“Voters may step out of their opportunity to vote in a primary and that can just lead to more extreme candidates being elected,” Mathews-Schultz said. “And then it becomes a self-fulfilling prophecy.”
That worries Sarah Becker, 35, who has been a Republican operative since college, when she came “extremely close” to getting a tattoo of the Republican elephant symbol. She was a college Young Republican who dropped out of school temporarily to work on the 2004 Bush-Cheney campaign. She worked in the Bush White House, and volunteered for her local party in Cumberland County.
But she never liked Trump and Jan. 6 was her breaking point. She became a Libertarian.
“Part of me thought, ‘No, stay around, be a voice of change,’” Becker said. “But I felt powerless. And so angry. And I thought this is one thing I can do.”
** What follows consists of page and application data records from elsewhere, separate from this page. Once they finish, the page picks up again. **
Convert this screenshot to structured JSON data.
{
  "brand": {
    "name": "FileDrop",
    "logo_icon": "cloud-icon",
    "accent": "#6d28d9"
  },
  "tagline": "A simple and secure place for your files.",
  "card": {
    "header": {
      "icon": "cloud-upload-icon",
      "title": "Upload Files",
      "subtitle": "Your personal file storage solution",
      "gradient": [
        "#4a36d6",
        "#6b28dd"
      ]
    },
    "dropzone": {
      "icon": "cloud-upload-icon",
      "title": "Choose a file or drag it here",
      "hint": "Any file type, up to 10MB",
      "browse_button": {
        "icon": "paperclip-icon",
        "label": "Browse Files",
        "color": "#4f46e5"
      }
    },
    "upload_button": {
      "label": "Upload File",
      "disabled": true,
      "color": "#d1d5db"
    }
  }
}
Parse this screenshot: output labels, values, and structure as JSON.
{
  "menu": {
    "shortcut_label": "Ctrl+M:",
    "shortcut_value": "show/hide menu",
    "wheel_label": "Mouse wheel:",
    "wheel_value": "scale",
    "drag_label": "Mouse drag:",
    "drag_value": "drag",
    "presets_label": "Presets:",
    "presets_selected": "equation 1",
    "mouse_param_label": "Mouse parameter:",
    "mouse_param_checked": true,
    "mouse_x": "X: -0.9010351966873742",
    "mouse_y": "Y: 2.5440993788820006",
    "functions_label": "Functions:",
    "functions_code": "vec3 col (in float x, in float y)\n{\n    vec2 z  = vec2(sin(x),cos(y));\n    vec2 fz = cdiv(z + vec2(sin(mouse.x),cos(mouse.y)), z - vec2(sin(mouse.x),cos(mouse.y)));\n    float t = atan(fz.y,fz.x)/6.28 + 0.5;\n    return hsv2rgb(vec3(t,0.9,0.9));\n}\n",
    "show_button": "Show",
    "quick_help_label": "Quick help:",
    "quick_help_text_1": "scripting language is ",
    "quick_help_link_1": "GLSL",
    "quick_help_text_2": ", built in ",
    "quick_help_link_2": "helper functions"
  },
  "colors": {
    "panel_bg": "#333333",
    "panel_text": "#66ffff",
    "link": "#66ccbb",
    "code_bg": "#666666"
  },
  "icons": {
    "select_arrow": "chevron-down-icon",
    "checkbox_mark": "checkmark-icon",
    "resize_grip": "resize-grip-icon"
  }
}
As the number of independents grows statewide, Democrats will have an opportunity to appeal to moderate former Republicans, many of whom voted for Joe Biden. But Republicans could win the new independents by uniting them around some common grievance against Democrats.
“All it takes is one issue to start to unite the Republican Party,” said Adams, of East Stroudsburg University.
Barbara Jankowski, a lifelong Republican and former party activist in Bucks County, became a Democrat this year.
“I really worked hard for the Republican Party. I didn’t take switching lightly,” Jankowski said. “But there is a point where you have to just stick up for what’s right.”
Jankowski, 68, voted by mail and said attacks on the election especially bothered her. She doesn’t want to see mail voting rolled back, as some Republicans are pushing. “I wouldn’t feel safe,” she said. “I’m a power voter, but I will probably never go to the polls again.”
Pedro Sánchez Cruz, a veteran from outside Lancaster, had been a Republican for 40 years since moving to Pennsylvania from Puerto Rico. Sánchez Cruz, 62, used to be proud to be a Latino Republican, he said, until Trump became the party’s leader. He and his wife became Democrats this year.
“As long as they still look to him as their leader, I’m not willing to be a Republican,” Sánchez Cruz said. “I am fine with being a Democrat. But I refuse to be called a liberal.”
There are also some voters who left the GOP because they thought that it didn’t do enough to support Trump. Edward Jones, a retired newspaper ad salesman from Exeter Township, near Reading, said he hopes a “Patriot Party” forms.
“I’ll be the first in line,” he said. “I’m so p—ed off at these RINOS,” he said referencing “Republicans in Name Only.”
But Jones, 75, also doesn’t think Trump should run again. He blames the former president for Republicans losing the Senate. And he said he’s open to voting for a Democrat.
“You have more moderates leaving because they’re offended and pro-Trump crowd leaving because they’re also offended,” said Chester County GOP vice chair Tom Donahue.
Donahue said that presents a challenge for the party to find candidates who appeal to both factions. He hopes Republicans will be united against two years of a Democratic president by the midterm elections.
Kocher, the former Republican from Berks County, said he’s more interested in the Democrats who have signaled their interest in 2022. He didn’t vote for Trump in 2016 or 2020, but he voted for other Republicans, such as Toomey. He likes U.S. Rep. Chrissy Houlahan, a Chester County Democrat who may run for Senate. He’s also a fan of Josh Shapiro, the state attorney general who is seen as an early Democratic front-runner for governor.
Tyson, the Reading-area Republican who left the party the day after the attack, may reregister so she can participate in primaries. She could see herself backing a primary challenger to Republican U.S. Rep. Lloyd Smucker. She also hasn’t closed the door on becoming a Democrat.
“I’m kind of a free agent right now,” she said.
Staff writer Andrew Seidman contributed to this article.